■ Your assignment
Your answer is to be every line of the material that includes the string "this".

■ Data shown
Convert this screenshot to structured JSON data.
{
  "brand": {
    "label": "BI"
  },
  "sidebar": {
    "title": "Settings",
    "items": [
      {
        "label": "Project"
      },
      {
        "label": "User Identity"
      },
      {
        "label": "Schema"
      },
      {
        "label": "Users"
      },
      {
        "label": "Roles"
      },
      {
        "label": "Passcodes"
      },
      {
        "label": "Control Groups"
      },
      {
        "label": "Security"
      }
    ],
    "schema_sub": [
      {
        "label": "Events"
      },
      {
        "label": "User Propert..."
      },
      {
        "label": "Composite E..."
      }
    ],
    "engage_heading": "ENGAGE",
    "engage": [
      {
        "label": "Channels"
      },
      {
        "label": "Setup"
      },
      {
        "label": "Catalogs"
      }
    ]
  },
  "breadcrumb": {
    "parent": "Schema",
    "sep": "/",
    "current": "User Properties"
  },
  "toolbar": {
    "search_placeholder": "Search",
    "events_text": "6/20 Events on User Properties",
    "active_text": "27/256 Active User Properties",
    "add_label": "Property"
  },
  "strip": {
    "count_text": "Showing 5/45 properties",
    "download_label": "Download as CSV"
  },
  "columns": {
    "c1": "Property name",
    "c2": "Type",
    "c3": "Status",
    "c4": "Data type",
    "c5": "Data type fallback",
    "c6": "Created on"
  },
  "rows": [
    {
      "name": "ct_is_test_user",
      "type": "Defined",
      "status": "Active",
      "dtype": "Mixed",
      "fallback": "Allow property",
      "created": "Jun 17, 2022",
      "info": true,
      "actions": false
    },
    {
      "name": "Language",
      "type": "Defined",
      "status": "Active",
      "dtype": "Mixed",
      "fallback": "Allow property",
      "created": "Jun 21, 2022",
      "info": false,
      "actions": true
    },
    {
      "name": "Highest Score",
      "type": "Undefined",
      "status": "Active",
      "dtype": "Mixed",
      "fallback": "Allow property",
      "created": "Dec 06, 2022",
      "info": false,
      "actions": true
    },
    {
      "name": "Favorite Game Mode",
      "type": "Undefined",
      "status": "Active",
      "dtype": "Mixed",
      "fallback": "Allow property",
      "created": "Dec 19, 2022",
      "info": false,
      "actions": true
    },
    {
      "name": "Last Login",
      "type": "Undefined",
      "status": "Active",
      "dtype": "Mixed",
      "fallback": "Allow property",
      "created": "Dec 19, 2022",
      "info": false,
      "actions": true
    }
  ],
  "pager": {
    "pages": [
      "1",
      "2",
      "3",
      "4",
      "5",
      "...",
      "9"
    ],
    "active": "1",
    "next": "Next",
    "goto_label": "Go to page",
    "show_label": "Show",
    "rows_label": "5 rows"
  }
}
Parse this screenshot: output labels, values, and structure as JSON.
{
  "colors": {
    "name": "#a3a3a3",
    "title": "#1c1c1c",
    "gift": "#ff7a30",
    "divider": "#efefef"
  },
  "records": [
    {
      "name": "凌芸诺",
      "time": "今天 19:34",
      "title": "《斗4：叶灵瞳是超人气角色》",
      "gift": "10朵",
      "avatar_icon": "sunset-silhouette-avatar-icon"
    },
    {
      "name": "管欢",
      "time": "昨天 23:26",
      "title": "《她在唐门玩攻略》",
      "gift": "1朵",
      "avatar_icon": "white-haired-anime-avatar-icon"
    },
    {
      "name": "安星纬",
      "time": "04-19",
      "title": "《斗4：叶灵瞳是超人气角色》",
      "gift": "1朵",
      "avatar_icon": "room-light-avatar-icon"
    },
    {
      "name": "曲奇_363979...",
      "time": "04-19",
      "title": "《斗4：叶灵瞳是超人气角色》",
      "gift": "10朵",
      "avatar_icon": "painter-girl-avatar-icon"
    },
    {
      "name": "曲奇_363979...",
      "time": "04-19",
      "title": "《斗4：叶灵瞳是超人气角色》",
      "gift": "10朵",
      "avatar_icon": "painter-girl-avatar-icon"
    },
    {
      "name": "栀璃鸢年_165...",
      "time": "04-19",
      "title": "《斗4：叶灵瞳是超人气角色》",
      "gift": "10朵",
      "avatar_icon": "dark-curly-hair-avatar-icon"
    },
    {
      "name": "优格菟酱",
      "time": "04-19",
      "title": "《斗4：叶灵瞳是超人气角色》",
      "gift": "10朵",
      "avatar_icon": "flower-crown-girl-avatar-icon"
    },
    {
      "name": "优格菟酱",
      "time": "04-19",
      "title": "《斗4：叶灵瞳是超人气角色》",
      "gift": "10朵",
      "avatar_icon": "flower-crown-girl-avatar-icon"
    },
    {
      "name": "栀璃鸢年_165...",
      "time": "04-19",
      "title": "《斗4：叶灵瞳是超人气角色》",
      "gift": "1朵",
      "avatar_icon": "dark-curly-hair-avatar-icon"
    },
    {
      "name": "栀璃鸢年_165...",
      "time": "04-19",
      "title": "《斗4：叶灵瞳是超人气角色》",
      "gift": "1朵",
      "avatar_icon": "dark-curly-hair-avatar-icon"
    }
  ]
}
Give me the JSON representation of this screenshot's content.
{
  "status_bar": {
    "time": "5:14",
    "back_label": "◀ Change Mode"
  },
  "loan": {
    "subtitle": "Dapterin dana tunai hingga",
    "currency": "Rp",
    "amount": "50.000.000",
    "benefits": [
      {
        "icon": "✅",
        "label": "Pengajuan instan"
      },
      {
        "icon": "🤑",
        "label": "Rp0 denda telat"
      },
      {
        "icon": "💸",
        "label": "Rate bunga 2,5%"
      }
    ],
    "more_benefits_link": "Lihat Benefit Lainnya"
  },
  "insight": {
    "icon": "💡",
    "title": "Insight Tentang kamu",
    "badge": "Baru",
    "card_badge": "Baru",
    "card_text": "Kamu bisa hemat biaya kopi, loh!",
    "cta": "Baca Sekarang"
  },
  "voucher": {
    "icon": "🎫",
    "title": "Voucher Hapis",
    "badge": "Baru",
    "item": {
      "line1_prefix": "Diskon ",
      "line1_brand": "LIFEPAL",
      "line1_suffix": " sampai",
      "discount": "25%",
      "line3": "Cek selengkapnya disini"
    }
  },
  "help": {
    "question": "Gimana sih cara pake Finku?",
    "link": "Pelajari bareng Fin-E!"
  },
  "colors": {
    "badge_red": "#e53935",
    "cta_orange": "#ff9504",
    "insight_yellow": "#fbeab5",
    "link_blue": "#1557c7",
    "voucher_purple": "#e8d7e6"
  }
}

■ Output below
Convert this screenshot to structured JSON data.
Parse this screenshot: output labels, values, and structure as JSON.
Give me the JSON representation of this screenshot's content.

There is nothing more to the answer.